Mar. 23 --
THURSDAY, March 29 (HealthDay News) -- Children with attention-deficit hyperactivity disorder (ADHD) are at increased risk for alcohol problems, and parental alcoholism and stressful family experiences are important factors in that risk, two new studies suggest.
"Children with ADHD are believed to be at risk for alcoholism because of their impulsivity and distractibility, as well as other problems that often accompany ADHD, such as school failure and behavior problems," Brooke Molina, an associate professor of psychiatry and psychology at the University of Pittsburgh, said in a prepared statement.
Molina is corresponding author for both studies, which are published in the April issue of Alcoholism: Clinical & Experimental Research.
The first study used interviews and questionnaires to assess the drinking habits of 364 young people with ADHD and a similar number of young people without ADHD.
"We found that the children with ADHD were more likely than the comparison group to drink heavily and to have enough problems related to their drinking that they were diagnosed with alcohol abuse or dependence," Molina said. "This means that their drinking caused problems such as fights with their parents or friends, a drop in their grades at school, or difficulty with controlling the amount of alcohol they drank."
The study found that drinking problems among young people with ADHD began around age 15.
"The 15- to-17-year-olds with childhood ADHD reported being drunk an average of 14 times in the previous year, versus only 1.8 times for 15- to-17-year-olds in the study who did not have childhood ADHD. Whereas 14 percent of the 15- to-17-year-olds were diagnosed with alcohol abuse or dependence, none of the 15- to-17-year-olds without childhood ADHD were," Molina said.
In the second study, researchers interviewed 142 adolescents who'd been diagnosed with childhood ADHD and 100 adolescents without ADHD about their drinking behavior and negative life events. In addition, the teens' parents were asked about their drinking histories.
"One of the reasons that children with ADHD might be at risk for alcohol problems is that alcoholism and ADHD tend to run together in families," Molina said.
"We found that parental alcoholism predicted heavy problem drinking among the teenagers, that the association was partly explained by higher rates of stress in these families, and these connections were stronger when the adolescent had ADHD in childhood. So, the bottom line is that when the child has ADHD and the parent has suffered from alcoholism, either currently or in the past, the child will have an increased risk for alcohol problems himself or herself," Molina said.
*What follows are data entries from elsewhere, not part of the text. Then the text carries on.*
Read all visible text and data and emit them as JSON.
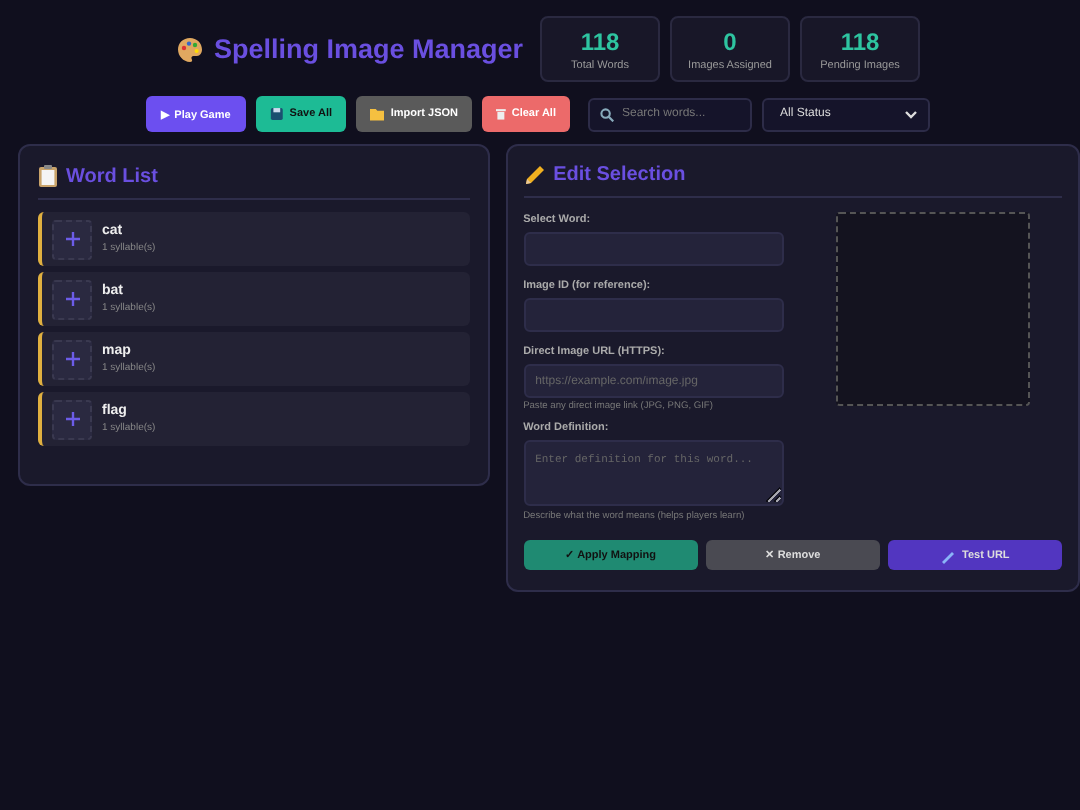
{
  "header": {
    "title": "Spelling Image Manager"
  },
  "stats": [
    {
      "value": "118",
      "label": "Total Words"
    },
    {
      "value": "0",
      "label": "Images Assigned"
    },
    {
      "value": "118",
      "label": "Pending Images"
    }
  ],
  "toolbar": {
    "buttons": [
      {
        "label": "▶ Play Game",
        "kind": "play"
      },
      {
        "label": "Save All",
        "kind": "save"
      },
      {
        "label": "Import JSON",
        "kind": "import"
      },
      {
        "label": "Clear All",
        "kind": "clear"
      }
    ],
    "search": {
      "placeholder": "Search words..."
    },
    "filter": {
      "value": "All Status"
    }
  },
  "word_list": {
    "title": "Word List",
    "items": [
      {
        "word": "cat",
        "syllables": "1 syllable(s)"
      },
      {
        "word": "bat",
        "syllables": "1 syllable(s)"
      },
      {
        "word": "map",
        "syllables": "1 syllable(s)"
      },
      {
        "word": "flag",
        "syllables": "1 syllable(s)"
      }
    ]
  },
  "editor": {
    "title": "Edit Selection",
    "fields": [
      {
        "label": "Select Word:",
        "kind": "input"
      },
      {
        "label": "Image ID (for reference):",
        "kind": "input"
      },
      {
        "label": "Direct Image URL (HTTPS):",
        "kind": "input",
        "placeholder": "https://example.com/image.jpg",
        "hint": "Paste any direct image link (JPG, PNG, GIF)"
      },
      {
        "label": "Word Definition:",
        "kind": "textarea",
        "placeholder": "Enter definition for this word...",
        "hint": "Describe what the word means (helps players learn)"
      }
    ],
    "buttons": [
      {
        "label": "✓ Apply Mapping",
        "kind": "apply"
      },
      {
        "label": "✕ Remove",
        "kind": "remove"
      },
      {
        "label": "Test URL",
        "kind": "test"
      }
    ]
  }
}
The U.S. National Institute of Mental Health has more about ADHD.
SOURCE: Alcoholism: Clinical & Experimental Research, news release, March 26, 2007